 THE TRAILER TRUCK Consider a trailer truck with a trailer having transparent sides. Our assistant is ridiing in the trailer and holds a ball over an X marked on the trailer floor. On cue, she will drop a ball exactly once from rest. Describe the path of the ball as seen by three different observers. Observer one is in the trailer with our assistant. He says that the ball has no horizontal velocity so that the path is a straight line ceiling to floor Observer two is stationary at the roadside watching the trailer proceed past at a constant rate of speed. Observer two reasons that the ball has a forward velocity from the trailer. Hence the path is a parabola arcing forward. Observer three meanwhile is passing the trailer truck while riding in a convertible as the ball is dropped. Because she ascribes all of the motion to the trailer truck with herself at rest, she reasons that the truck is backing up and has a rearward velocity; hence, the path of the ball is arcing toward the rear of the truck. Which is the three observers is correct in describing this event? The answer of course is that all three of them are correct. That each description is different is due to the fact that each observer saw the events from a different point of view. This will be a very compelling argument in special relativity. Observers will differ on events because they are seeing things from a different point of view

The consequences of the special theory alter our concept of space and time by predicting that

• moving clocks run slow
• moving lengths are contracted in a direction parallel to their motion
• two events that occur simultaneously to one observer do not occur simultaneously to a second with respect to whom the events are moving.
• relative velocities of moving objects do not add as expected
• moving objects experience an increase in mass

•  Common sense is the collection of prejudices acquired by age 18. A.Einstein

The special theory of relativity is predicated on the validity of two postulates.
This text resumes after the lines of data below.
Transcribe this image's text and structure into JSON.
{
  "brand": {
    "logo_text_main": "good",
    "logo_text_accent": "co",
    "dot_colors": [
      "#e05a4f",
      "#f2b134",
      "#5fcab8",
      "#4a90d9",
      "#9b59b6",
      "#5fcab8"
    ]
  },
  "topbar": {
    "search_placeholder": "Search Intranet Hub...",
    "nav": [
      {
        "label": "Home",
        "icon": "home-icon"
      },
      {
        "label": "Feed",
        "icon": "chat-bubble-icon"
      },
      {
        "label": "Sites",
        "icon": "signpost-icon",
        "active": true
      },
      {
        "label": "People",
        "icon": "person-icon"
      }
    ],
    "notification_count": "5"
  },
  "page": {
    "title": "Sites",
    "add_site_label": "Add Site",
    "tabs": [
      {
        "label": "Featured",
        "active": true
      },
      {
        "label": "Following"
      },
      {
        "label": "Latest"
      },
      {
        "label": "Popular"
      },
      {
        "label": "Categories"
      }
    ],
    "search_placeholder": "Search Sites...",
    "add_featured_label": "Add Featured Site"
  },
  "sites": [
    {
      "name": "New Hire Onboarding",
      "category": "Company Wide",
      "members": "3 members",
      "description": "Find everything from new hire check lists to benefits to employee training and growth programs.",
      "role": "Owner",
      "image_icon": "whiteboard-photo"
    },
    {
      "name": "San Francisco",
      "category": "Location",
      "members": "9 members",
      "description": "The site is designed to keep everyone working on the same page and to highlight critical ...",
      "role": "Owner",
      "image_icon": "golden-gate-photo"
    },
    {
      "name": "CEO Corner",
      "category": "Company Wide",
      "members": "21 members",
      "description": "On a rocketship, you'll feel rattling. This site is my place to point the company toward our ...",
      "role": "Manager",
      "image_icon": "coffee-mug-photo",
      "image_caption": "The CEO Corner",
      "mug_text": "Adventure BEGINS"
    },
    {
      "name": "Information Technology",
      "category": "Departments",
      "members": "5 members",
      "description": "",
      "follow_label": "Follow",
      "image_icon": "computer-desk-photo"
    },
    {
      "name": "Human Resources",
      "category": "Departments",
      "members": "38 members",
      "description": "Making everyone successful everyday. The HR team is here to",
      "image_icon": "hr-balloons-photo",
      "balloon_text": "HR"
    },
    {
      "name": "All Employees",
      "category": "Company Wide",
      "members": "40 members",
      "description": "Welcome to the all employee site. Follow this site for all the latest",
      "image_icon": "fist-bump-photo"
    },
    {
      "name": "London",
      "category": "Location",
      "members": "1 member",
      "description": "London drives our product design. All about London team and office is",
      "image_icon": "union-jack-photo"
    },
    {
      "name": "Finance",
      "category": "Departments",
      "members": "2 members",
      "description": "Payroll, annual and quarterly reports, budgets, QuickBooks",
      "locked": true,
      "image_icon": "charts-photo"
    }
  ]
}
If experimental evidence finds a discrepancy in either of these principles, then the conclusions derived from these principles will have to be changed. Despite all the challenges that have been mounted over the last 100 years, the two postulates stand as published in 1905.

POSTULATE ONE - THE PRINCIPLE OF RELATIVITY

• One cannot tell by experiment whether one is at rest or moving uniformly.
• The laws of nature are the same in a laboratory at rest as they are in any moving laboratory.
• If two experiments are done under identical conditions except that one is done in a laboratory at rest and the other in a uniformly moving laboratory, the two experiments will lead to exactly the same conclusions.
• Anybody moving uniformly with respect to somebody at rest is entitled to consider him/herself at rest and the other person to be moving uniformly.
• A system moving uniformly with respect to an inertial system is also an inertial system.

POSTULATE TWO - THE PRINCIPLE OF THE CONSTANCY OF THE VELOCITY OF LIGHT

http://www.pay.ntnu.edu.tw/~hwang/relativity/relativity.html

http://monet.physik.unibas.ch/~schatzer/space-time.html

http://www.physics.brown.edu/physics/userpages/students/Matthew_Hirsch/Time/relbomb.html